The Windows installer for SNIP can be obtained on this page. Simply double click on it and follow the directions.
Installing the Ubuntu version of SNIP, try this article.
Note: The Same download image is used for all versions of SNIP. The different features are enabled based on your machine’s license file, obtained during registration. The value xxx in the example below denotes the release revision of SNIP for that installer.
The installer follows the normal flow by presenting several “wizard” screens…
You can accept the default location values provided by the installer.
Where your data is stored can be configured in SNIP. When using SNIP as a data logger, log files can become quite large even when compressed (>40meg/day/station or more).
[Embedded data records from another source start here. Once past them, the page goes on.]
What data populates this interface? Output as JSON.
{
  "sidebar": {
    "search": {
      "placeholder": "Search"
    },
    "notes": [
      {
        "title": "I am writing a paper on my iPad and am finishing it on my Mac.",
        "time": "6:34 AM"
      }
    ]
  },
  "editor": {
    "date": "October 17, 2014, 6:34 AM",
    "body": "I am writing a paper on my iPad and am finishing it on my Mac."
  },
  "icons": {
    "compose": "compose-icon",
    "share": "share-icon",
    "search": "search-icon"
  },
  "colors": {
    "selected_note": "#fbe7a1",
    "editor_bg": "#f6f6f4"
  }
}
After the installation is complete, shortcuts to you SNIP will be created on desktop and start menu. Click either to launch the program for the first time. For more useful tips and information on running SNIP for the first time, check out this article.
A high level overview to SNIP‘s GUI and control tabs is provided by this article.
Now that the program is installed, you can evaluate its features further, adding connections and user accounts as you see fit. SNIP will operate in evaluation mode for up to one hour. After the evaluation period, most functionalities will cease. All the settings and data that you have created will be saved and reused the next time the program starts, but the one hour limit will remain. See the articles under the “getting started” topic area for how to connect to various data streams.
In time you will want to register SNIP. This process will provide you with a permanent license file for your installation and remove the one hour limit. A range of options are available from a community or Lite (free) to an Enterprise level product with differing features. Most moderate sized networks will want the Basic or Pro levels. Please see the product pages here for details of the checkout process to obtain a product key.
You can register a Lite copy directly from SNIP itself; see the Help Menu, and the Registration… menu item. For other levels, you will need the product key provided by the above web process to proceed.
Some Installation Details
The SNIP tool does not use the Windows registry at all, but keeps a separate *.ini file for such details. As a server device, it will need to open a port (typically 2101) to service client connections. Your firewall software will likely prevent this the first time the tool runs unless you allow it. SNIP also has a self-contained mail agent which is used to send status reports to you as the owner/operator, and also used to send login details to new users when you create them. Secure relays operated by SCSC distribute your mail to your users while blocking abuse. Some firewall programs may prevent sending mail from SNIP.
The SNIP software is installed and saves files in several places as noted below.
The default place where SNIP will be installed is:
C:/Program Files (x86)/SNIP/
The default place where SNIP will store various data files is:
C:/Program Files (x86)/SNIP/bin/data/
You can change this location under the Logs menu; see the menu item Data File Settings… for details. As a recommended best practice, select a folder on a disk with capacity for your data log needs. A typical 24 hour set of 1Hz RTCM observations will require 30~60 megabytes per daily file, uncompressed, and about 20 megabytes once compressed.
Depending on your Windows installation settings, the operating system may prevent all your application programs from writing data files alongside where they are located. This includes your SNIP installation. Window 7 and on-wards will “ghost” these files to another path unless you set the user permissions to allow file writing and control privileges into the application directory. Also note that if you do this, the file formerly written to the ghost directory will be “auto-magically” moved to the original location. As long as you know where the operating system has placed your files, this is simply an annoying “feature” that Microsoft provides.
For the large storage needs and post processing needs, SNIP makes a very solid data recorder. See this article on how to setup SNIP to compress your files and then send them to a remote FTP site for long term storage.
An mentioned above, you can select the location where these files are saved. On personal PCs we often use
The various details of your user settings are kept in an *.ini file which by default is placed in the below file. There is no need to ever edit this file, and if you remove it a new empty file will be created as if you had never run the tool before.
In all of the above path examples “yourName” is your user name on the machine.